  • Transportation of the body to the funeral home and to the cemetery
  • Embalming of the body
  • A casket
  • A burial vault (is the outer burial container that goes around the casket before it enters the ground)
  • A grave marker or a headstone
  • Flowers
  • Facility for the funeral 
  • Obituary or online memorial
  • Clothing the body is dressed in

Funeral planning and the burial cost are two significant factors to consider when deciding between a traditional funeral and burial or cremation. If price plays a vital role in your decision, cremation will be the best route. The average cost of a traditional funeral is between $7,000 and $12,000. The average price for a traditional cremation with a service is $6,000 - $7,000. There is a potential of saving several thousand dollars by going with a cremation. If there were no previous arrangements made, such as a prepayment for a funeral, then a cremation will be a better financial decision while still honoring your loved one. 

Donating Your Body

You have several alternative options when you die instead of a funeral. There are several different ways to donate your body to science at no direct cost for your loved ones. Some of the different types of donation include:

  • Organ donation - as mentioned above, the deceased’s body can be cremated at no cost after donation
  • Medical education - medical students can use a donated body to practice surgical skills and learn more about organs and the body’s makeup.
  • Body farm donation - this is where the body is put in different elements (weather, heat, cold, etc.) for educational purposes to study the decomposition of the body.
  • Research companies - instead of donating your body to a medical school, you could donate your or your loved ones’ body to a research company that will use your body in a nonmedical way. An example of this could be to test what happens to a body in a car crash for a car company. 
  • Organizations for medical research - if your loved one has died of a specific illness there are organizations out there that will want to run tests on their body to aid in finding a cure for that illness.

Some extra forms and regulations go along with donating your body, but the costs are mostly covered by each organization. Most of the time, the body will need to be donated immediately, which means there will be no time for a viewing or traditional funeral. In some cases a cremation service will be provided after the body is used for research and then their ashes will be sent to their loved one. This can save tremendously on costs.
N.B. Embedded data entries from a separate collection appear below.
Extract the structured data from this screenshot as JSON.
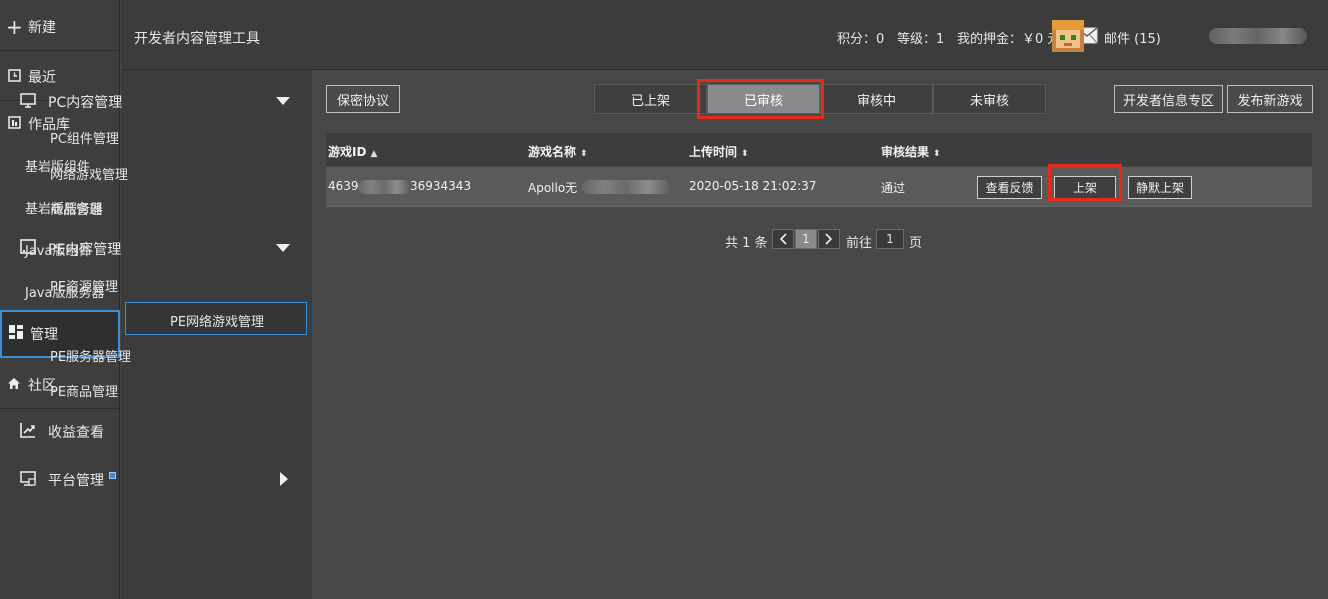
{
  "rail": {
    "new": "新建",
    "recent": "最近",
    "works": "作品库",
    "works_items": [
      "基岩版组件",
      "基岩版服务器",
      "Java版组件",
      "Java版服务器"
    ],
    "manage": "管理",
    "community": "社区"
  },
  "topbar": {
    "title": "开发者内容管理工具",
    "points": "积分：0",
    "level": "等级：1",
    "deposit": "我的押金：￥0 元",
    "mail": "邮件 (15)"
  },
  "nav": {
    "pc_group": "PC内容管理",
    "pc_items": [
      "PC组件管理",
      "网络游戏管理",
      "商品管理"
    ],
    "pe_group": "PE内容管理",
    "pe_items": [
      "PE资源管理",
      "PE网络游戏管理",
      "PE服务器管理",
      "PE商品管理"
    ],
    "revenue": "收益查看",
    "platform": "平台管理"
  },
  "toolbar": {
    "nda": "保密协议",
    "tabs": [
      "已上架",
      "已审核",
      "审核中",
      "未审核"
    ],
    "active_tab": "已审核",
    "dev_info": "开发者信息专区",
    "publish": "发布新游戏"
  },
  "table": {
    "headers": [
      "游戏ID",
      "游戏名称",
      "上传时间",
      "审核结果"
    ],
    "row": {
      "id_prefix": "4639",
      "id_suffix": "36934343",
      "name_prefix": "Apollo无",
      "upload_time": "2020-05-18 21:02:37",
      "result": "通过",
      "actions": [
        "查看反馈",
        "上架",
        "静默上架"
      ]
    }
  },
  "pagination": {
    "total": "共 1 条",
    "current": "1",
    "goto_prefix": "前往",
    "goto_value": "1",
    "goto_suffix": "页"
  },
  "colors": {
    "highlight": "#e8281c",
    "accent": "#3a8fd8",
    "active_tab": "#8a8a8a"
  }
}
What to Do Next

Once you have decided between a cremation or a burial for your burial, you will need to contact the funeral home caring for their body. The funeral director will go over your options and the next steps. 

If your loved one has a life insurance policy, now would be the time to work on cashing that out so that you have the funds to pay for the funeral service and burial or cremation. You can also check to see if there are any retirement funds or money set aside for the services.

If you find yourself in a situation where you have lost a family member and cannot pay for the funeral. If you have questions about this, you should ask the funeral director. There are different programs through your local government that will help you. 

Funerals can be expensive for your loved ones. Making arrangements for a casket, funeral home, and being clear about if you want to be cremated or buried will help ease the burden of funeral costs, especially when your family is grieving. If you are fortunate enough to save ahead of time and plan for your funeral, your family will benefit from that.